Provided data
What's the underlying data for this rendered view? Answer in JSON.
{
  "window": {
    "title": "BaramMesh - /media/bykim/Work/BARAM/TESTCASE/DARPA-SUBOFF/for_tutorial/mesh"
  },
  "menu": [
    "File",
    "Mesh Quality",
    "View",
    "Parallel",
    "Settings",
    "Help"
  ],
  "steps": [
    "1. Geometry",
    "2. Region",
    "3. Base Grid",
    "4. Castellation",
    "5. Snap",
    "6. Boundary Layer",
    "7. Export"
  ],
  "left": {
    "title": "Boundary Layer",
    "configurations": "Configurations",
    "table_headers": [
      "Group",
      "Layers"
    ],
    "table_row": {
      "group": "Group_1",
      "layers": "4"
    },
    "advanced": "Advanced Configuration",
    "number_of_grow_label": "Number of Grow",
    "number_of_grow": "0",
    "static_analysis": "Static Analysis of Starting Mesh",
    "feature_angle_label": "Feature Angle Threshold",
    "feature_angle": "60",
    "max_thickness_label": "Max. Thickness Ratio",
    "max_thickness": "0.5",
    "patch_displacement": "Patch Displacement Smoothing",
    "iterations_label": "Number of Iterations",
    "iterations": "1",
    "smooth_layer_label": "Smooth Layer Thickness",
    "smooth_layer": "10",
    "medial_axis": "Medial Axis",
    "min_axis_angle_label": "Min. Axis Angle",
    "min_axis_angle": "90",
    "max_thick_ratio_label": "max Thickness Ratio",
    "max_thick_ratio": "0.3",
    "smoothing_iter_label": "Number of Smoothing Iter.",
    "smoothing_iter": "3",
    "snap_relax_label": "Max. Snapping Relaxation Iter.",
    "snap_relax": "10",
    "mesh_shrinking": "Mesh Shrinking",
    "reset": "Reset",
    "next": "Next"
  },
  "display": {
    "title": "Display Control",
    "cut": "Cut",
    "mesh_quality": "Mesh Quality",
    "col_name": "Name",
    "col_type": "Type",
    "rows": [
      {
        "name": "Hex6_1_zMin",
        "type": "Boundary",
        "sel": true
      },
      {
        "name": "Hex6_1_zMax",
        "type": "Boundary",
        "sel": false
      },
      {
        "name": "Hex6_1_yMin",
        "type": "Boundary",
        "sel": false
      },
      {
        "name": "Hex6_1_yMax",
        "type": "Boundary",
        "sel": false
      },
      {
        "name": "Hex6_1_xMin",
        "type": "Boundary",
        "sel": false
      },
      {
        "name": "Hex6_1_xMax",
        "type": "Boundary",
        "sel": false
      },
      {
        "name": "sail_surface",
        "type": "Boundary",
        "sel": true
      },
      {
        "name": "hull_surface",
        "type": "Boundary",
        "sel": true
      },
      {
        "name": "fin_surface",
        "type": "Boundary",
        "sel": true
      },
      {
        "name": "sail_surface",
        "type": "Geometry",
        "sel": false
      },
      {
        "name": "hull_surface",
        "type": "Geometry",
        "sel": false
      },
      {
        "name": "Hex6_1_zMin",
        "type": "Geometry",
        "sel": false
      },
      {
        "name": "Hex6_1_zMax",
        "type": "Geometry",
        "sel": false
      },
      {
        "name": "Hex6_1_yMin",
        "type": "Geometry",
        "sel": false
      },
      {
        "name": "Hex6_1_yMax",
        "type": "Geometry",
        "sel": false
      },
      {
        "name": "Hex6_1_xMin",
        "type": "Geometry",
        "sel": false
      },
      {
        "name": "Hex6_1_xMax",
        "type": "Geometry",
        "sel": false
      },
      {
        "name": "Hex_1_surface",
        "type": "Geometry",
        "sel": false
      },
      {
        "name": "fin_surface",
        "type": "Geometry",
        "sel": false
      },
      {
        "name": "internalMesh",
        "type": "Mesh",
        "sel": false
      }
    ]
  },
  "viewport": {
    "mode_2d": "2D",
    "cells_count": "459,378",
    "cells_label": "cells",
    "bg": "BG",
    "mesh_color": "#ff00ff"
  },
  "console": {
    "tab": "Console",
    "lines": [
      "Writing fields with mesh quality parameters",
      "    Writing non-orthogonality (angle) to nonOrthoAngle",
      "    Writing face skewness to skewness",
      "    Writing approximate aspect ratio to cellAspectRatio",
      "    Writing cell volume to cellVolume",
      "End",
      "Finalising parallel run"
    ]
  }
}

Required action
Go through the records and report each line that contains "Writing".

Written reply
      "Writing fields with mesh quality parameters",
      "    Writing non-orthogonality (angle) to nonOrthoAngle",
      "    Writing face skewness to skewness",
      "    Writing approximate aspect ratio to cellAspectRatio",
      "    Writing cell volume to cellVolume",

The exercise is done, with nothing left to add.